▸ REQUIRED ACTION
The answer must be every line of the records below that contains the word "Train".

(Dataset rows describing interfaces)
========
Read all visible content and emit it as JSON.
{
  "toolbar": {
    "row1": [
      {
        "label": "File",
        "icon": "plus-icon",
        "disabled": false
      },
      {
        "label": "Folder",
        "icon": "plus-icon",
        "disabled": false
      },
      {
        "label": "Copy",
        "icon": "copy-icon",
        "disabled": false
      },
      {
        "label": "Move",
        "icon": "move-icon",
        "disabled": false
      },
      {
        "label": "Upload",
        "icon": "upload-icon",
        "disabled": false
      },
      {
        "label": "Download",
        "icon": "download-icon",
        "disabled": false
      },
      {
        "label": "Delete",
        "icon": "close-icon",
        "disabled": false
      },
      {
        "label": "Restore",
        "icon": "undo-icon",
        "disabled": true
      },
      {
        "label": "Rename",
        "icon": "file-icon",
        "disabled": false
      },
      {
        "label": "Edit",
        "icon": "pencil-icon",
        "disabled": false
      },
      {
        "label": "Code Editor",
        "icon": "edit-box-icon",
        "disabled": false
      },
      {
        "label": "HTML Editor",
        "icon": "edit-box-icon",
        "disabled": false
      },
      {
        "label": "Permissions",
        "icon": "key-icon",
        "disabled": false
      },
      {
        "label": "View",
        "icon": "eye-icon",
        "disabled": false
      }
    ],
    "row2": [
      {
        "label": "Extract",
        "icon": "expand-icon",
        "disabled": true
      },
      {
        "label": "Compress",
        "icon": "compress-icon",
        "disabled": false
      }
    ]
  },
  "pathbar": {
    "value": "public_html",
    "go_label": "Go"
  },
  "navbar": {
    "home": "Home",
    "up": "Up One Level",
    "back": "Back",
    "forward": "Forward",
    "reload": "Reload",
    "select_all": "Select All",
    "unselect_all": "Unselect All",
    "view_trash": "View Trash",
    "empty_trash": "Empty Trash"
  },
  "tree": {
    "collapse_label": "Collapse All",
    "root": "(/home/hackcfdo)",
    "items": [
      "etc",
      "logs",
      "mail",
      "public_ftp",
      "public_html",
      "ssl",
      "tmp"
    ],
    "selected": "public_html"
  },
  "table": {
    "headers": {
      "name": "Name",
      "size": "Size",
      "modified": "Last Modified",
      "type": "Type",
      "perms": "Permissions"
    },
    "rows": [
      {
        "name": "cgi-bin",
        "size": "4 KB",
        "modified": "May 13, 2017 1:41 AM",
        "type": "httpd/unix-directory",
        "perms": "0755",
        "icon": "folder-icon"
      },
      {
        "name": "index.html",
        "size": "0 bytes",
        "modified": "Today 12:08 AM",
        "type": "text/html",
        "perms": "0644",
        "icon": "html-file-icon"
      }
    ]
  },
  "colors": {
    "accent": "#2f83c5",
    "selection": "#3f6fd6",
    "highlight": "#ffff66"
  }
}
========
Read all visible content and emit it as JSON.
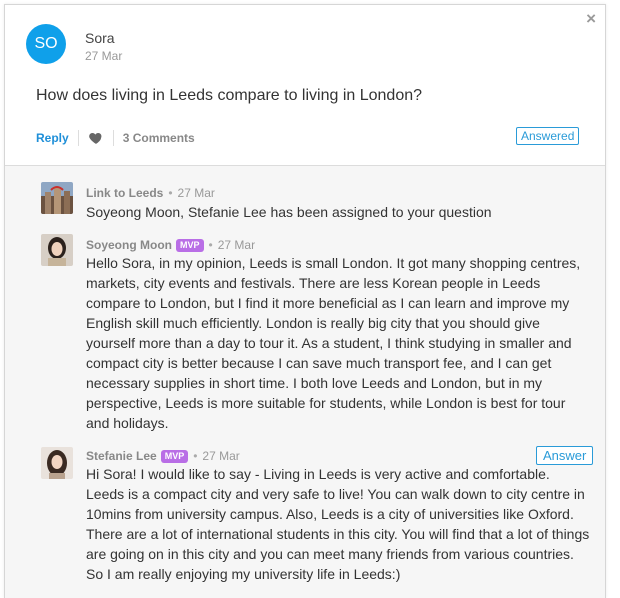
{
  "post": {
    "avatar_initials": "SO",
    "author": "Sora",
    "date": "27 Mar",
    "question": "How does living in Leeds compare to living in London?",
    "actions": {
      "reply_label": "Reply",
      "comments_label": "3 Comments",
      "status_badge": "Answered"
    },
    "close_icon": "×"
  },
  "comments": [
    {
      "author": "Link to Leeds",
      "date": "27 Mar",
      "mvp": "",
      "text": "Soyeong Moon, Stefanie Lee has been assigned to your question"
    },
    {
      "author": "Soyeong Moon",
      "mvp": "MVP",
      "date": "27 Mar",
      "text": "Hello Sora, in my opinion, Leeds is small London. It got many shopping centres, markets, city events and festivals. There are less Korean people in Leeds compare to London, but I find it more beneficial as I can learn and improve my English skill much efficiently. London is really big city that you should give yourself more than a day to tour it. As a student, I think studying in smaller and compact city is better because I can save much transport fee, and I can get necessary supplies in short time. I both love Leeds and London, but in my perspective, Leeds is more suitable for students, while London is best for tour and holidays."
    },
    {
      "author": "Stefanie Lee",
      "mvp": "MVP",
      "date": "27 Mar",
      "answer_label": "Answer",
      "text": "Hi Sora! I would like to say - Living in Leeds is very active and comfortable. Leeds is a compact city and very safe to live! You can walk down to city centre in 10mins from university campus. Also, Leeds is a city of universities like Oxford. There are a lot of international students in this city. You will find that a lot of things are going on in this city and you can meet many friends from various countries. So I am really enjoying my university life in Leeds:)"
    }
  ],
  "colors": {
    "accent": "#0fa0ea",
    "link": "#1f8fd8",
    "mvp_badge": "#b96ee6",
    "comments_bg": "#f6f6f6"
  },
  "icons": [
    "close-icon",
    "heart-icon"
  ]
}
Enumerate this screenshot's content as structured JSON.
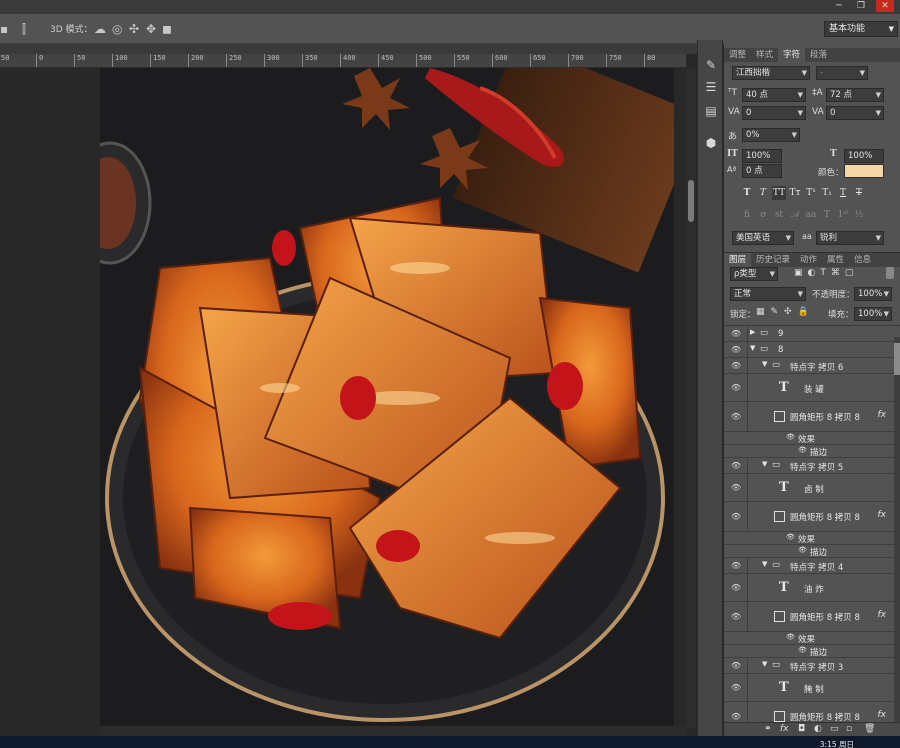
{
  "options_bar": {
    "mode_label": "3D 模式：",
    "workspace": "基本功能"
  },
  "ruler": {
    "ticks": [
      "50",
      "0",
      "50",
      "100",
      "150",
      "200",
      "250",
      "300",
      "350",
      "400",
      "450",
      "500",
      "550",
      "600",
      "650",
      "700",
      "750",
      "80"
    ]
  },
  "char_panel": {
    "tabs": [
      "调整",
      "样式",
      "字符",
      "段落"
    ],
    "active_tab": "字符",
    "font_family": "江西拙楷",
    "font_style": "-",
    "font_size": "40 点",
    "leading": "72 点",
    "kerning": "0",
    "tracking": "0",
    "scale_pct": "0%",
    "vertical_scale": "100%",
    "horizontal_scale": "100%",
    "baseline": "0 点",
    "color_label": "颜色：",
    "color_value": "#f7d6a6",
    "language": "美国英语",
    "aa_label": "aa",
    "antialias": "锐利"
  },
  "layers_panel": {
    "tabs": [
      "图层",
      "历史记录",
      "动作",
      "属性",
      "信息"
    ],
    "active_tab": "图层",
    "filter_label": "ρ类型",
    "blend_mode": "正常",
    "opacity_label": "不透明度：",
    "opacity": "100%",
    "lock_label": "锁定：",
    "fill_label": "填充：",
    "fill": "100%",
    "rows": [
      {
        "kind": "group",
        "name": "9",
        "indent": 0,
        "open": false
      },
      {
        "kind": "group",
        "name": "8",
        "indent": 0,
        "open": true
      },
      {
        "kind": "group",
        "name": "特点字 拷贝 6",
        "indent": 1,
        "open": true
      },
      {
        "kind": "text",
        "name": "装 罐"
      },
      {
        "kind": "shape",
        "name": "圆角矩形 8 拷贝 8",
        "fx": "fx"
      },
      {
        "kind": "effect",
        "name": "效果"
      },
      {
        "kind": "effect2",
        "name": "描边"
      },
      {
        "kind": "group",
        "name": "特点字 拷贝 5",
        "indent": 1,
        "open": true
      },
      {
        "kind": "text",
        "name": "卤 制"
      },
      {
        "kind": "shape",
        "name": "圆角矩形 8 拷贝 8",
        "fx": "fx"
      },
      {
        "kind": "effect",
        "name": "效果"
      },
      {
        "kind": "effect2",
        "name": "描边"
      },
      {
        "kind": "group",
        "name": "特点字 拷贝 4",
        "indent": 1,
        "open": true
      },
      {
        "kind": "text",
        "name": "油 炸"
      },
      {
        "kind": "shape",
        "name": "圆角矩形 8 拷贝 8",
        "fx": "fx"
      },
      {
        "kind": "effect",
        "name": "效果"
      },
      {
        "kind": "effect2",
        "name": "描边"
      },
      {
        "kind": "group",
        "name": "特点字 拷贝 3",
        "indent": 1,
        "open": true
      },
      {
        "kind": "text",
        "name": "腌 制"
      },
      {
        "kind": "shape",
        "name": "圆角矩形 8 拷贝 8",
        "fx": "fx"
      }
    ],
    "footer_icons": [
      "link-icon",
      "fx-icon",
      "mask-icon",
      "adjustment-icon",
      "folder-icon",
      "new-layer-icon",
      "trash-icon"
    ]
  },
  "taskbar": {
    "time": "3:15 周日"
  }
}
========
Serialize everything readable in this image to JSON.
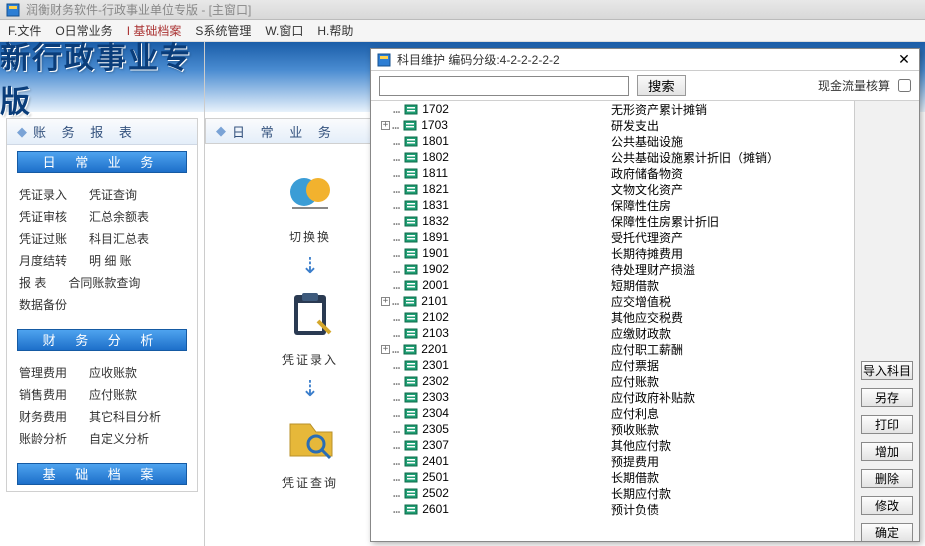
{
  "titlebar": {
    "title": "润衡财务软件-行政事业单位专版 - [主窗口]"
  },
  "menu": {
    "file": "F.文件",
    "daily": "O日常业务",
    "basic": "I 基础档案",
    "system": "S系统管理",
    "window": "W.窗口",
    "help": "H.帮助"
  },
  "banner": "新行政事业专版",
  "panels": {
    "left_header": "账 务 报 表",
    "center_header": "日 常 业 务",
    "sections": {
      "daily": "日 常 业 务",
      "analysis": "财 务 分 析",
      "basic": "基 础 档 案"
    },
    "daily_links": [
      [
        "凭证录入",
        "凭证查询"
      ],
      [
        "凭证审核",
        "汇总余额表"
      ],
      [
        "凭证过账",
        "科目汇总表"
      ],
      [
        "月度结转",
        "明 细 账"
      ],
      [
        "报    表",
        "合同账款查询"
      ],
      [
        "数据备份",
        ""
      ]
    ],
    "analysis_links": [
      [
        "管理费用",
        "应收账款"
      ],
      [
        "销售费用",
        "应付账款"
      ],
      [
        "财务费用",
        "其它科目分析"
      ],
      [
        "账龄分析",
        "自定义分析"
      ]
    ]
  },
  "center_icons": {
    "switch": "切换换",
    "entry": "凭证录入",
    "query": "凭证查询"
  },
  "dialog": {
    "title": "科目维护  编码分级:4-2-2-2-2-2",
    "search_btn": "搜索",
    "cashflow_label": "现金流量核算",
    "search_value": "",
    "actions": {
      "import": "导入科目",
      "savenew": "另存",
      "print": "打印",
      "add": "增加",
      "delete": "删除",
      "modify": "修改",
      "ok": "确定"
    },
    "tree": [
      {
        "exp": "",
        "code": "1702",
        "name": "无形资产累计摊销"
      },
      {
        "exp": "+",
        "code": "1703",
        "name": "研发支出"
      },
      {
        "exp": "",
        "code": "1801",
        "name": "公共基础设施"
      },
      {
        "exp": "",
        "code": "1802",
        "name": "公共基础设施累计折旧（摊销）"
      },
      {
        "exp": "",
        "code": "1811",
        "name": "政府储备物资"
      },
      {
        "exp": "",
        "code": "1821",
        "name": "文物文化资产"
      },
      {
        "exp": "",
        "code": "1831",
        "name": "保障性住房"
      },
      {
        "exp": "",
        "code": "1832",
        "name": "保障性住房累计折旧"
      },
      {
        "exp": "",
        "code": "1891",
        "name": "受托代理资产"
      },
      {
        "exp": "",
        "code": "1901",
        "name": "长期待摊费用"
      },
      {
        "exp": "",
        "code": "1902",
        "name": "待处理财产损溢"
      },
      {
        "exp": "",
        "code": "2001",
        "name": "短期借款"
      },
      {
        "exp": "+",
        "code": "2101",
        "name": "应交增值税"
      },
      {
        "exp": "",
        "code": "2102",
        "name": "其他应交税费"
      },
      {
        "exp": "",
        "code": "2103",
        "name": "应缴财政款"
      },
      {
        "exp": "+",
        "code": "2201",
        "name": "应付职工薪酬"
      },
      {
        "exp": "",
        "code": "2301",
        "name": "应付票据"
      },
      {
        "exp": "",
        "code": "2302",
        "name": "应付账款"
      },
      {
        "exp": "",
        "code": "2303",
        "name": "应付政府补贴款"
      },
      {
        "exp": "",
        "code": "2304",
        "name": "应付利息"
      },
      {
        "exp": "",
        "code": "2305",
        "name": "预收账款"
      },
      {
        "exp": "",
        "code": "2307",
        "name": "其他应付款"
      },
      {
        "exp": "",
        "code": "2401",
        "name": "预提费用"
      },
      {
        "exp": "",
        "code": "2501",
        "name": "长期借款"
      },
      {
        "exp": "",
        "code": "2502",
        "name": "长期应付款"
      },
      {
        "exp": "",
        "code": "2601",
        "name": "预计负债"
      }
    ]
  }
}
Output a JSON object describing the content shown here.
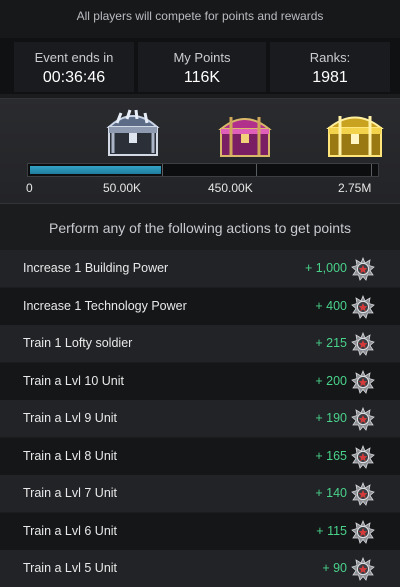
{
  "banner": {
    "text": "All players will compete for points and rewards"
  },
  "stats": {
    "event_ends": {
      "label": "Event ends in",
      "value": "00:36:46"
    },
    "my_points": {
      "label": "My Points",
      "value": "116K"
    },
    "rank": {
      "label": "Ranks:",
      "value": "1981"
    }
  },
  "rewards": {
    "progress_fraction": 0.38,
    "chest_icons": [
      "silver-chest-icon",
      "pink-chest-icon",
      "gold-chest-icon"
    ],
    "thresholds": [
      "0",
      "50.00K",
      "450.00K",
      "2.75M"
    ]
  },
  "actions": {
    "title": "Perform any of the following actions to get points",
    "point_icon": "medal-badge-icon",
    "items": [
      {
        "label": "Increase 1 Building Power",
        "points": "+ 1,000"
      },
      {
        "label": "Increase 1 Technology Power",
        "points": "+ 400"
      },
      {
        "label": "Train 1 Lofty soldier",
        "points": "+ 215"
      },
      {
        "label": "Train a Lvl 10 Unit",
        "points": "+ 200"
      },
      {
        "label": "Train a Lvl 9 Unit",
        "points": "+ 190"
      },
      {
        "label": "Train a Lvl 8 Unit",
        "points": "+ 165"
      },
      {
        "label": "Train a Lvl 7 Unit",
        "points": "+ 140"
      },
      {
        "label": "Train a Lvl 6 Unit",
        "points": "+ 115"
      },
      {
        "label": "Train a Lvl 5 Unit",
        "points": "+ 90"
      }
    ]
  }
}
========
▸ FINISHED TASK
        "label": "Train 1 Lofty soldier",
        "label": "Train a Lvl 10 Unit",
        "label": "Train a Lvl 9 Unit",
        "label": "Train a Lvl 8 Unit",
        "label": "Train a Lvl 7 Unit",
        "label": "Train a Lvl 6 Unit",
        "label": "Train a Lvl 5 Unit",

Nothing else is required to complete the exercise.